My Mandarin Chinese Journey: The Pandemic
Just as COVID-19 was beginning to spread in China in November 2019, I was visiting Barcelona, Spain for the first time. I had planned two weeks there, writing part of each day and being a tourist the rest of the time. I did do some writing, although I liked the city so much that I devoted more and more time to exploring its many fascinating neighborhoods and also taking a few day trips to surrounding areas.
Because my Spanish was rusty (it was always pretty poor, after just one year of study and a couple of trips to Mexico), I also wanted to spend time every day doing some reviews on Duolingo. While I was on the Duolingo app, I decided, I’d also spend a little time reviewing Chinese.
I loved doing the Spanish reviews, and I loved being in Spain, so I resolved to continue with Duolingo Spanish after I came home with a view to returning to Spain soon or maybe venturing to other Spanish-speaking countries. Although that trip has yet to materialize, thanks to the pandemic, my Duolingo Spanish streak is now at well over 600 days in a row.
As for Chinese, I decided that Duolingo isn’t the best program for studying that language, and the choices I’ve made for continued Chinese study are really what this post is about.
I worked with Duolingo Chinese for a while, but then I remembered that I had purchased a Mandarin course on Rosetta Stone some time earlier. I was able to update that course and, as it turned out, for a small fee I could convert the course to a lifetime membership (which also allows study of 25 other languages). I jumped in and I’ve been continuing my Chinese studies on Rosetta Stone since. I like Rosetta Stone because it provides both listening and reading input and creates more-or-less realistic dialogues matched to pictures. I’ll keep using it until I run out of Chinese content, and then I’ll probably enroll in a live-online course.
However, for me one of the greatest obstacles to progressing in Chinese has been remembering the Chinese characters. (I know people who only learn how to speak Chinese, but for me the most interesting part of the language is the writing.) I had tried to use flashcards for Chinese, but using physical cards—I own a good set that I bought years ago—isn’t really very efficient, especially if you want to use the Spaced Repetition System (SRS) of learning, which I did.
Spaced Repetition simply means that as your recollection of words strengthens, you see those words in your flashcard deck less and less often, with the words you’re having trouble with appearing more often. Computers make this method work beautifully and there are a number of programs and apps that I’ve looked at over the years that do this, with mixed results and awkward interfaces.
Last year, though, early in the pandemic, I came across Hack Chinese, which is an SRS designed specifically for learning Chinese characters. I signed up for a free trial and eagerly bought a subscription when the trial ended.
I try to spend at least 20 minutes a day with my “deck” of cards, which is always expanding because I add to it—sometimes adding individual characters, sometimes adding lists from Rosetta Stone or one of the other texts I consult. I’ll begin a 6 or 10-minute study session and the program will flash a character or a word consisting of two or three characters.
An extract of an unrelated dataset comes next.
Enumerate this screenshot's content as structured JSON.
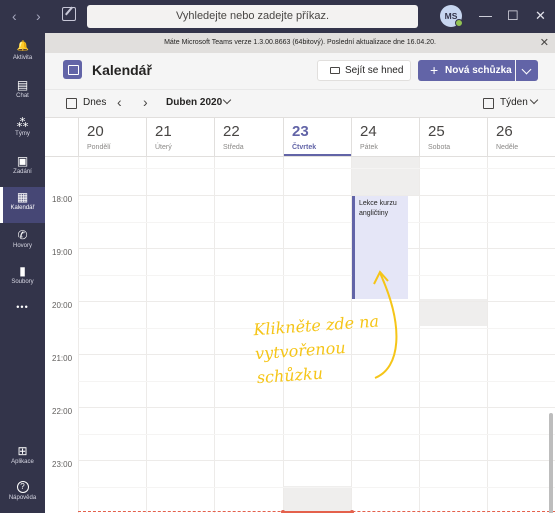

If I know the pronunciation and meaning, I move on. If not, there are some review options including listening to an audio of a native speaker saying the word and, often, using the word in a sentence. Since I’ve gotten it wrong, it will reappear in my deck for that session three times to make sure I’ve got it and will likely also appear in my next study session.
I also wanted more practice reading Chinese, so I have picked up a couple of “graded readers,” simple texts that tell a story. The readers become increasingly difficult as the student progresses through the series. I’m currently reading Journey to the Center of the Earth, but set in China. I’m also looking for audio content to improve my listening skills. Both reading and listening are crucial inputs that a Chinese learner needs.
The last thing I’ll mention is a blog that is devoted to one man’s efforts to learn Chinese. In I’m Learning Chinese, Mischa writes (and speaks, because the blog is connected to his podcast) about his journey. He’s taking his learning far more seriously than I have and as a result has made much more progress.
I’ll continue on my journey and, who knows, maybe after the pandemic I’ll be able to return to China.